Also, if you choose to incorporate visual aids like PowerPoint slides, a brochure or video in your presentation, make sure you use them to enhance your message, but not to BE the message.  Be careful you don’t rely upon them to tell your story. Never let your focus become the pamphlet or let yourself start reading through the slides instead of engaging with your audience. Visual aids can be useful in staying on track with a presentation, or illustrating your product’s/service’s benefits, but they can be distracting to your audience–and especially to you.

Now a few tips for your PRE-PITCH PREP…

Rehearse! Practice delivering your pitch to a colleague or friend. Ask them what makes sense and what doesn’t make sense. Run through a revised version of your pitch with them to see how it has been improved.

Confirm the appointment, time and location. Two days before your pitch, email or call your customer to confirm your appointment. Confirm who will be attending the pitch.

Dress professionally. I know I don’t have to tell you this, but just in case, remember no matter what you’re selling, you’re also always selling yourself. First impressions matter. Present a professional image so your appearance assures your prospects that you are credible, responsible and trustworthy. Make sure you don’t come off as sloppy, unprepared, undisciplined or that the phrase “party animal” won’t spring to your customers’ minds.

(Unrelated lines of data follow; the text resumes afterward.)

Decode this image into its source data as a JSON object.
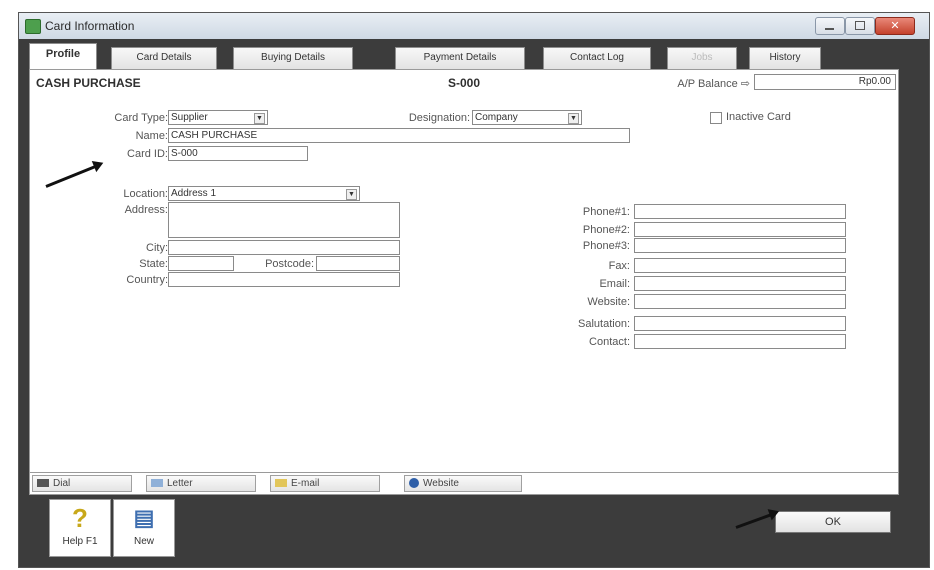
{
  "window": {
    "title": "Card Information"
  },
  "tabs": [
    {
      "label": "Profile"
    },
    {
      "label": "Card Details"
    },
    {
      "label": "Buying Details"
    },
    {
      "label": "Payment Details"
    },
    {
      "label": "Contact Log"
    },
    {
      "label": "Jobs"
    },
    {
      "label": "History"
    }
  ],
  "header": {
    "card_name": "CASH PURCHASE",
    "card_code": "S-000",
    "balance_label": "A/P Balance ⇨",
    "balance_value": "Rp0.00"
  },
  "form": {
    "card_type_label": "Card Type:",
    "card_type_value": "Supplier",
    "designation_label": "Designation:",
    "designation_value": "Company",
    "inactive_label": "Inactive Card",
    "name_label": "Name:",
    "name_value": "CASH PURCHASE",
    "card_id_label": "Card ID:",
    "card_id_value": "S-000",
    "location_label": "Location:",
    "location_value": "Address 1",
    "address_label": "Address:",
    "city_label": "City:",
    "state_label": "State:",
    "postcode_label": "Postcode:",
    "country_label": "Country:",
    "phone1_label": "Phone#1:",
    "phone2_label": "Phone#2:",
    "phone3_label": "Phone#3:",
    "fax_label": "Fax:",
    "email_label": "Email:",
    "website_label": "Website:",
    "salutation_label": "Salutation:",
    "contact_label": "Contact:"
  },
  "bottom_buttons": [
    {
      "label": "Dial"
    },
    {
      "label": "Letter"
    },
    {
      "label": "E-mail"
    },
    {
      "label": "Website"
    }
  ],
  "toolbar": {
    "help_label": "Help F1",
    "new_label": "New",
    "ok_label": "OK"
  }
}
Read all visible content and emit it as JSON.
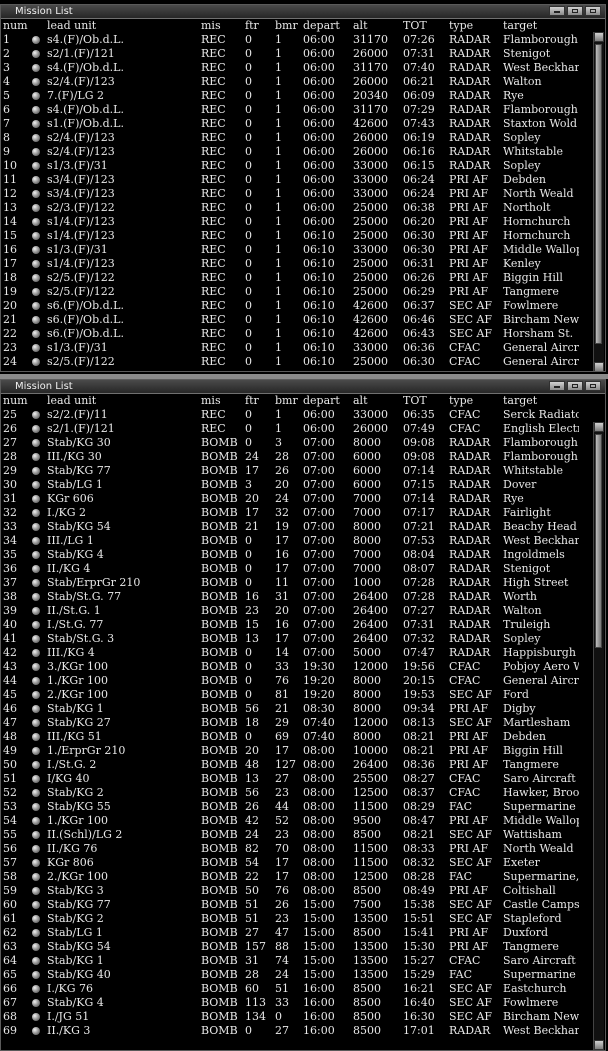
{
  "columns": [
    "num",
    "lead unit",
    "mis",
    "ftr",
    "bmr",
    "depart",
    "alt",
    "TOT",
    "type",
    "target"
  ],
  "window1": {
    "title": "Mission List",
    "rows": [
      [
        "1",
        "s4.(F)/Ob.d.L.",
        "REC",
        "0",
        "1",
        "06:00",
        "31170",
        "07:26",
        "RADAR",
        "Flamborough"
      ],
      [
        "2",
        "s2/1.(F)/121",
        "REC",
        "0",
        "1",
        "06:00",
        "26000",
        "07:31",
        "RADAR",
        "Stenigot"
      ],
      [
        "3",
        "s4.(F)/Ob.d.L.",
        "REC",
        "0",
        "1",
        "06:00",
        "31170",
        "07:40",
        "RADAR",
        "West Beckhar"
      ],
      [
        "4",
        "s2/4.(F)/123",
        "REC",
        "0",
        "1",
        "06:00",
        "26000",
        "06:21",
        "RADAR",
        "Walton"
      ],
      [
        "5",
        "7.(F)/LG 2",
        "REC",
        "0",
        "1",
        "06:00",
        "20340",
        "06:09",
        "RADAR",
        "Rye"
      ],
      [
        "6",
        "s4.(F)/Ob.d.L.",
        "REC",
        "0",
        "1",
        "06:00",
        "31170",
        "07:29",
        "RADAR",
        "Flamborough"
      ],
      [
        "7",
        "s1.(F)/Ob.d.L.",
        "REC",
        "0",
        "1",
        "06:00",
        "42600",
        "07:43",
        "RADAR",
        "Staxton Wold"
      ],
      [
        "8",
        "s2/4.(F)/123",
        "REC",
        "0",
        "1",
        "06:00",
        "26000",
        "06:19",
        "RADAR",
        "Sopley"
      ],
      [
        "9",
        "s2/4.(F)/123",
        "REC",
        "0",
        "1",
        "06:00",
        "26000",
        "06:16",
        "RADAR",
        "Whitstable"
      ],
      [
        "10",
        "s1/3.(F)/31",
        "REC",
        "0",
        "1",
        "06:00",
        "33000",
        "06:15",
        "RADAR",
        "Sopley"
      ],
      [
        "11",
        "s3/4.(F)/123",
        "REC",
        "0",
        "1",
        "06:00",
        "33000",
        "06:24",
        "PRI AF",
        "Debden"
      ],
      [
        "12",
        "s3/4.(F)/123",
        "REC",
        "0",
        "1",
        "06:00",
        "33000",
        "06:24",
        "PRI AF",
        "North Weald"
      ],
      [
        "13",
        "s2/3.(F)/122",
        "REC",
        "0",
        "1",
        "06:00",
        "25000",
        "06:38",
        "PRI AF",
        "Northolt"
      ],
      [
        "14",
        "s1/4.(F)/123",
        "REC",
        "0",
        "1",
        "06:00",
        "25000",
        "06:20",
        "PRI AF",
        "Hornchurch"
      ],
      [
        "15",
        "s1/4.(F)/123",
        "REC",
        "0",
        "1",
        "06:10",
        "25000",
        "06:30",
        "PRI AF",
        "Hornchurch"
      ],
      [
        "16",
        "s1/3.(F)/31",
        "REC",
        "0",
        "1",
        "06:10",
        "33000",
        "06:30",
        "PRI AF",
        "Middle Wallop"
      ],
      [
        "17",
        "s1/4.(F)/123",
        "REC",
        "0",
        "1",
        "06:10",
        "25000",
        "06:31",
        "PRI AF",
        "Kenley"
      ],
      [
        "18",
        "s2/5.(F)/122",
        "REC",
        "0",
        "1",
        "06:10",
        "25000",
        "06:26",
        "PRI AF",
        "Biggin Hill"
      ],
      [
        "19",
        "s2/5.(F)/122",
        "REC",
        "0",
        "1",
        "06:10",
        "25000",
        "06:29",
        "PRI AF",
        "Tangmere"
      ],
      [
        "20",
        "s6.(F)/Ob.d.L.",
        "REC",
        "0",
        "1",
        "06:10",
        "42600",
        "06:37",
        "SEC AF",
        "Fowlmere"
      ],
      [
        "21",
        "s6.(F)/Ob.d.L.",
        "REC",
        "0",
        "1",
        "06:10",
        "42600",
        "06:46",
        "SEC AF",
        "Bircham New"
      ],
      [
        "22",
        "s6.(F)/Ob.d.L.",
        "REC",
        "0",
        "1",
        "06:10",
        "42600",
        "06:43",
        "SEC AF",
        "Horsham St."
      ],
      [
        "23",
        "s1/3.(F)/31",
        "REC",
        "0",
        "1",
        "06:10",
        "33000",
        "06:36",
        "CFAC",
        "General Aircr"
      ],
      [
        "24",
        "s2/5.(F)/122",
        "REC",
        "0",
        "1",
        "06:10",
        "25000",
        "06:30",
        "CFAC",
        "General Aircr"
      ]
    ]
  },
  "window2": {
    "title": "Mission List",
    "rows": [
      [
        "25",
        "s2/2.(F)/11",
        "REC",
        "0",
        "1",
        "06:00",
        "33000",
        "06:35",
        "CFAC",
        "Serck Radiato"
      ],
      [
        "26",
        "s2/1.(F)/121",
        "REC",
        "0",
        "1",
        "06:00",
        "26000",
        "07:49",
        "CFAC",
        "English Electr"
      ],
      [
        "27",
        "Stab/KG 30",
        "BOMB",
        "0",
        "3",
        "07:00",
        "8000",
        "09:08",
        "RADAR",
        "Flamborough"
      ],
      [
        "28",
        "III./KG 30",
        "BOMB",
        "24",
        "28",
        "07:00",
        "6000",
        "09:08",
        "RADAR",
        "Flamborough"
      ],
      [
        "29",
        "Stab/KG 77",
        "BOMB",
        "17",
        "26",
        "07:00",
        "6000",
        "07:14",
        "RADAR",
        "Whitstable"
      ],
      [
        "30",
        "Stab/LG 1",
        "BOMB",
        "3",
        "20",
        "07:00",
        "6000",
        "07:15",
        "RADAR",
        "Dover"
      ],
      [
        "31",
        "KGr 606",
        "BOMB",
        "20",
        "24",
        "07:00",
        "7000",
        "07:14",
        "RADAR",
        "Rye"
      ],
      [
        "32",
        "I./KG 2",
        "BOMB",
        "17",
        "32",
        "07:00",
        "7000",
        "07:17",
        "RADAR",
        "Fairlight"
      ],
      [
        "33",
        "Stab/KG 54",
        "BOMB",
        "21",
        "19",
        "07:00",
        "8000",
        "07:21",
        "RADAR",
        "Beachy Head"
      ],
      [
        "34",
        "III./LG 1",
        "BOMB",
        "0",
        "17",
        "07:00",
        "8000",
        "07:53",
        "RADAR",
        "West Beckhar"
      ],
      [
        "35",
        "Stab/KG 4",
        "BOMB",
        "0",
        "16",
        "07:00",
        "7000",
        "08:04",
        "RADAR",
        "Ingoldmels"
      ],
      [
        "36",
        "II./KG 4",
        "BOMB",
        "0",
        "17",
        "07:00",
        "7000",
        "08:07",
        "RADAR",
        "Stenigot"
      ],
      [
        "37",
        "Stab/ErprGr 210",
        "BOMB",
        "0",
        "11",
        "07:00",
        "1000",
        "07:28",
        "RADAR",
        "High Street"
      ],
      [
        "38",
        "Stab/St.G. 77",
        "BOMB",
        "16",
        "31",
        "07:00",
        "26400",
        "07:28",
        "RADAR",
        "Worth"
      ],
      [
        "39",
        "II./St.G. 1",
        "BOMB",
        "23",
        "20",
        "07:00",
        "26400",
        "07:27",
        "RADAR",
        "Walton"
      ],
      [
        "40",
        "I./St.G. 77",
        "BOMB",
        "15",
        "16",
        "07:00",
        "26400",
        "07:31",
        "RADAR",
        "Truleigh"
      ],
      [
        "41",
        "Stab/St.G. 3",
        "BOMB",
        "13",
        "17",
        "07:00",
        "26400",
        "07:32",
        "RADAR",
        "Sopley"
      ],
      [
        "42",
        "III./KG 4",
        "BOMB",
        "0",
        "14",
        "07:00",
        "5000",
        "07:47",
        "RADAR",
        "Happisburgh"
      ],
      [
        "43",
        "3./KGr 100",
        "BOMB",
        "0",
        "33",
        "19:30",
        "12000",
        "19:56",
        "CFAC",
        "Pobjoy Aero W"
      ],
      [
        "44",
        "1./KGr 100",
        "BOMB",
        "0",
        "76",
        "19:20",
        "8000",
        "20:15",
        "CFAC",
        "General Aircr"
      ],
      [
        "45",
        "2./KGr 100",
        "BOMB",
        "0",
        "81",
        "19:20",
        "8000",
        "19:53",
        "SEC AF",
        "Ford"
      ],
      [
        "46",
        "Stab/KG 1",
        "BOMB",
        "56",
        "21",
        "08:30",
        "8000",
        "09:34",
        "PRI AF",
        "Digby"
      ],
      [
        "47",
        "Stab/KG 27",
        "BOMB",
        "18",
        "29",
        "07:40",
        "12000",
        "08:13",
        "SEC AF",
        "Martlesham"
      ],
      [
        "48",
        "III./KG 51",
        "BOMB",
        "0",
        "69",
        "07:40",
        "8000",
        "08:21",
        "PRI AF",
        "Debden"
      ],
      [
        "49",
        "1./ErprGr 210",
        "BOMB",
        "20",
        "17",
        "08:00",
        "10000",
        "08:21",
        "PRI AF",
        "Biggin Hill"
      ],
      [
        "50",
        "I./St.G. 2",
        "BOMB",
        "48",
        "127",
        "08:00",
        "26400",
        "08:36",
        "PRI AF",
        "Tangmere"
      ],
      [
        "51",
        "I/KG 40",
        "BOMB",
        "13",
        "27",
        "08:00",
        "25500",
        "08:27",
        "CFAC",
        "Saro Aircraft"
      ],
      [
        "52",
        "Stab/KG 2",
        "BOMB",
        "56",
        "23",
        "08:00",
        "12500",
        "08:37",
        "CFAC",
        "Hawker, Broo"
      ],
      [
        "53",
        "Stab/KG 55",
        "BOMB",
        "26",
        "44",
        "08:00",
        "11500",
        "08:29",
        "FAC",
        "Supermarine"
      ],
      [
        "54",
        "1./KGr 100",
        "BOMB",
        "42",
        "52",
        "08:00",
        "9500",
        "08:47",
        "PRI AF",
        "Middle Wallop"
      ],
      [
        "55",
        "II.(Schl)/LG 2",
        "BOMB",
        "24",
        "23",
        "08:00",
        "8500",
        "08:21",
        "SEC AF",
        "Wattisham"
      ],
      [
        "56",
        "II./KG 76",
        "BOMB",
        "82",
        "70",
        "08:00",
        "11500",
        "08:33",
        "PRI AF",
        "North Weald"
      ],
      [
        "57",
        "KGr 806",
        "BOMB",
        "54",
        "17",
        "08:00",
        "11500",
        "08:32",
        "SEC AF",
        "Exeter"
      ],
      [
        "58",
        "2./KGr 100",
        "BOMB",
        "22",
        "17",
        "08:00",
        "12500",
        "08:28",
        "FAC",
        "Supermarine,"
      ],
      [
        "59",
        "Stab/KG 3",
        "BOMB",
        "50",
        "76",
        "08:00",
        "8500",
        "08:49",
        "PRI AF",
        "Coltishall"
      ],
      [
        "60",
        "Stab/KG 77",
        "BOMB",
        "51",
        "26",
        "15:00",
        "7500",
        "15:38",
        "SEC AF",
        "Castle Camps"
      ],
      [
        "61",
        "Stab/KG 2",
        "BOMB",
        "51",
        "23",
        "15:00",
        "13500",
        "15:51",
        "SEC AF",
        "Stapleford"
      ],
      [
        "62",
        "Stab/LG 1",
        "BOMB",
        "27",
        "47",
        "15:00",
        "8500",
        "15:41",
        "PRI AF",
        "Duxford"
      ],
      [
        "63",
        "Stab/KG 54",
        "BOMB",
        "157",
        "88",
        "15:00",
        "13500",
        "15:30",
        "PRI AF",
        "Tangmere"
      ],
      [
        "64",
        "Stab/KG 1",
        "BOMB",
        "31",
        "74",
        "15:00",
        "13500",
        "15:27",
        "CFAC",
        "Saro Aircraft"
      ],
      [
        "65",
        "Stab/KG 40",
        "BOMB",
        "28",
        "24",
        "15:00",
        "13500",
        "15:29",
        "FAC",
        "Supermarine"
      ],
      [
        "66",
        "I./KG 76",
        "BOMB",
        "60",
        "51",
        "16:00",
        "8500",
        "16:21",
        "SEC AF",
        "Eastchurch"
      ],
      [
        "67",
        "Stab/KG 4",
        "BOMB",
        "113",
        "33",
        "16:00",
        "8500",
        "16:40",
        "SEC AF",
        "Fowlmere"
      ],
      [
        "68",
        "I./JG 51",
        "BOMB",
        "134",
        "0",
        "16:00",
        "8500",
        "16:30",
        "SEC AF",
        "Bircham New"
      ],
      [
        "69",
        "II./KG 3",
        "BOMB",
        "0",
        "27",
        "16:00",
        "8500",
        "17:01",
        "RADAR",
        "West Beckhar"
      ]
    ]
  }
}
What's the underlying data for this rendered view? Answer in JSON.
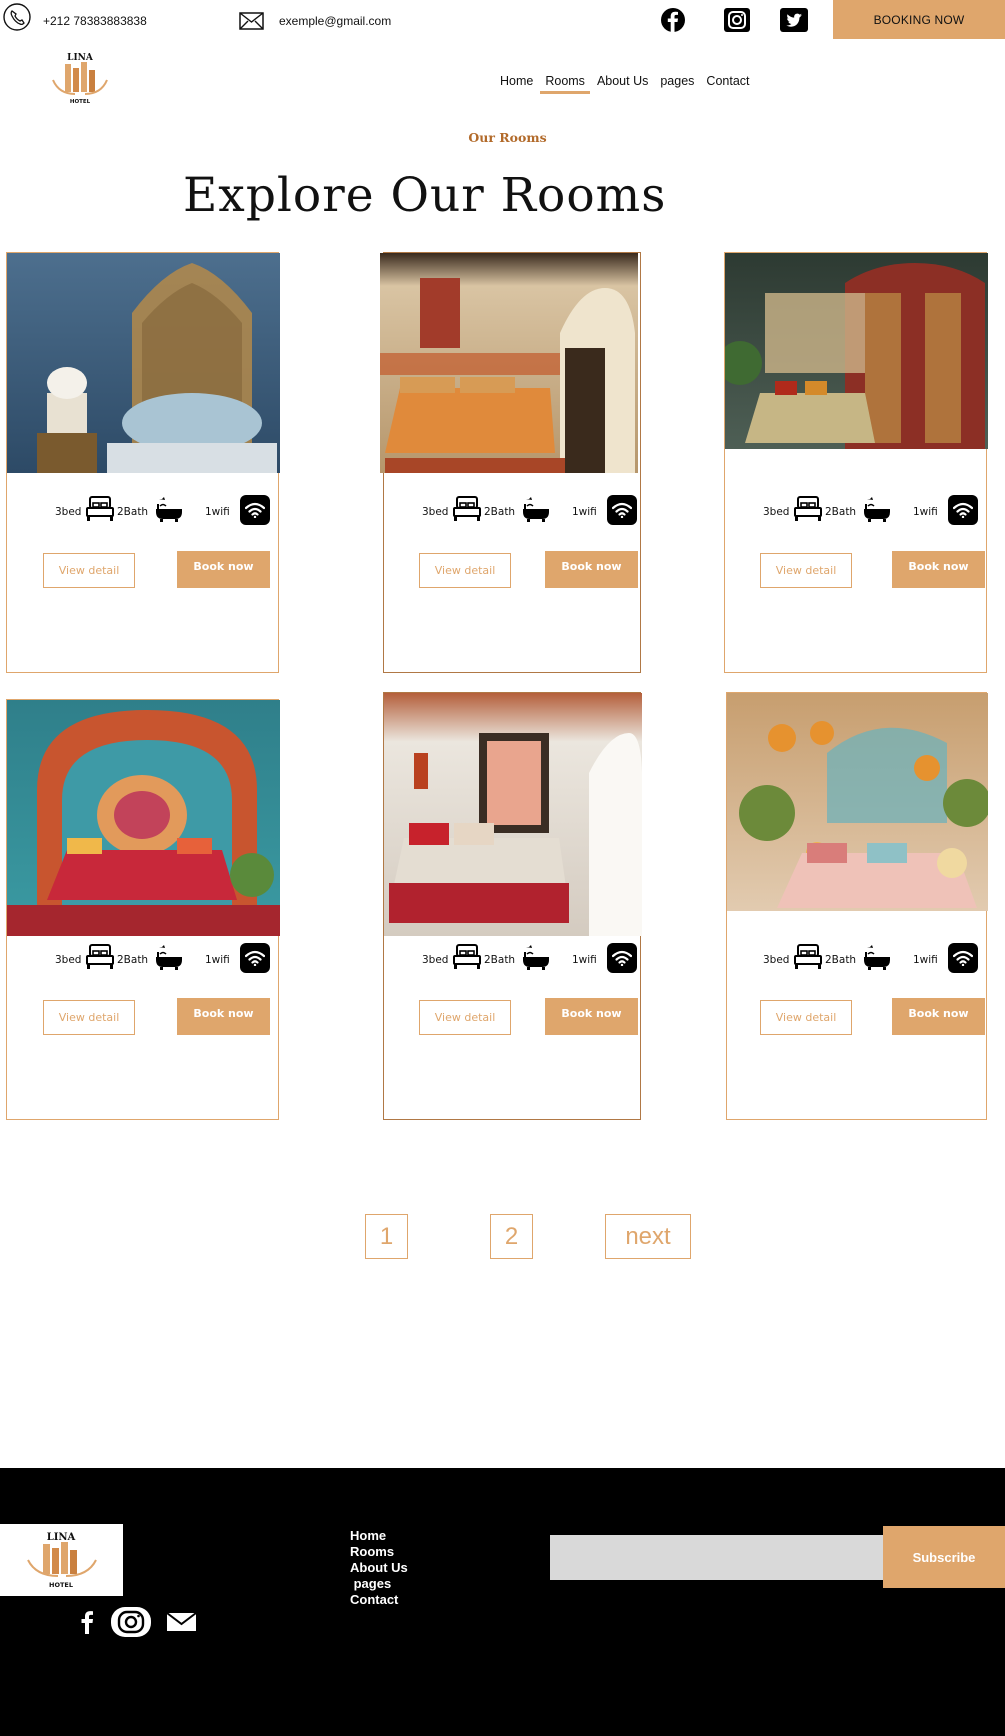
{
  "topbar": {
    "phone": "+212 78383883838",
    "email": "exemple@gmail.com",
    "booking_label": "BOOKING NOW",
    "social_icons": [
      "facebook-icon",
      "instagram-icon",
      "twitter-icon"
    ]
  },
  "brand": {
    "logo_word": "HOTEL",
    "logo_top": "LINA"
  },
  "nav": {
    "items": [
      "Home",
      "Rooms",
      "About Us",
      "pages",
      "Contact"
    ],
    "active": "Rooms"
  },
  "section": {
    "subtitle": "Our Rooms",
    "title": "Explore Our Rooms"
  },
  "rooms": [
    {
      "bed": "3bed",
      "bath": "2Bath",
      "wifi": "1wifi",
      "detail_label": "View detail",
      "book_label": "Book now"
    },
    {
      "bed": "3bed",
      "bath": "2Bath",
      "wifi": "1wifi",
      "detail_label": "View detail",
      "book_label": "Book now"
    },
    {
      "bed": "3bed",
      "bath": "2Bath",
      "wifi": "1wifi",
      "detail_label": "View detail",
      "book_label": "Book now"
    },
    {
      "bed": "3bed",
      "bath": "2Bath",
      "wifi": "1wifi",
      "detail_label": "View detail",
      "book_label": "Book now"
    },
    {
      "bed": "3bed",
      "bath": "2Bath",
      "wifi": "1wifi",
      "detail_label": "View detail",
      "book_label": "Book now"
    },
    {
      "bed": "3bed",
      "bath": "2Bath",
      "wifi": "1wifi",
      "detail_label": "View detail",
      "book_label": "Book now"
    }
  ],
  "pagination": {
    "page1": "1",
    "page2": "2",
    "next": "next"
  },
  "footer": {
    "links": [
      "Home",
      "Rooms",
      "About Us",
      " pages",
      "Contact"
    ],
    "subscribe_label": "Subscribe",
    "email_placeholder": "",
    "social_icons": [
      "facebook-icon",
      "instagram-icon",
      "mail-icon"
    ]
  },
  "colors": {
    "accent": "#dfa66c",
    "accent_dark": "#b26a2a",
    "footer_bg": "#000000"
  }
}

Get there early.  Give yourself plenty of time to get to the location where you will deliver your sales pitch. This will give you a chance to check on equipment, meet and greet your prospects, get a drink of water, or go to the restroom. (Go to the restroom. Trust me.)

With the logistics taken care of, now let’s concentrate on how you’ll perform on the big day.


Use confident body language. Have good posture and try to minimize any nervous fidgeting. Stay as relaxed as possible. Speak with enthusiasm and authority, but with a friendly manner.

Maintain eye contact. You can keep an audience’s attention better if you maintain eye contact with them. This will also make them feel like you are really focusing on them and their reaction to what you’re saying. Keep friendly eye contact throughout your conversation with your customer.

Proceed at an appropriate pace. Don’t fall into the trap of talking too fast, rushing through the presentation. Check in with your customer during the presentation. Don’t just deliver your pitch and pack up. Be prepared to be “interrupted,” to listen to your customer and to answer any questions that may arise.

Remember, make it a conversation. Ask questions during the pitch so that you can understand your audience’s unique situation and needs better. You can gather additional information that may help you make the argument for why your particular product or service would be especially well-suited to serving their customers, solving their problems, and rocking their world! It’s also a good opportunity to consult with the customer and ask questions about past experience with similar products or services.


Outline next steps. You have delivered your pitch and answered questions. Now is the time to go in for the kill … er, try to “close the sale.” Give your audience some direction on the next step(s) to take. You may ask for the sale or a commitment then and there, or you may choose to schedule a follow-up meeting and give them time to think things over. You might need to negotiate, give them a free trial period with your product or service. Whatever happens, your primary objective is to keep the conversation going, to maintain your connection and keep working at the relationship no matter what. A “No” does not mean you now disappear forever.

Accept rejection gracefully. If the customer declines your product or service, and they do not change their mind even after you negotiate with them, then respect their decision. Accept the rejection gracefully and thank them for their time. But do be clear on their objections and reasons for saying no. You can always follow-up in the future to either meet these objections with new solutions or to see if any new circumstances may lead them to reconsider. Again, a no does not mean you now disappear forever.

Sale or no sale, get a referral. This customer likely knows others who would be promising prospects for you. If you’ve done a good job representing yourself and your product, service or cause, people will likely be open to sharing relevant contacts who may make potential customers. They might even put in a good word for you! This will help build your network of contacts and strengthen the relationships you’re now keen on building.

In other words, even a “rejection” can be a stepping-stone to good things—and lots of sales—ahead!

Looking for more pitching wisdom? Check out how to craft an effective sales pitch.


How to Craft an Effective Sales Pitch

How To Be A Kick-Ass Saleswoman (whether in business or in dating!)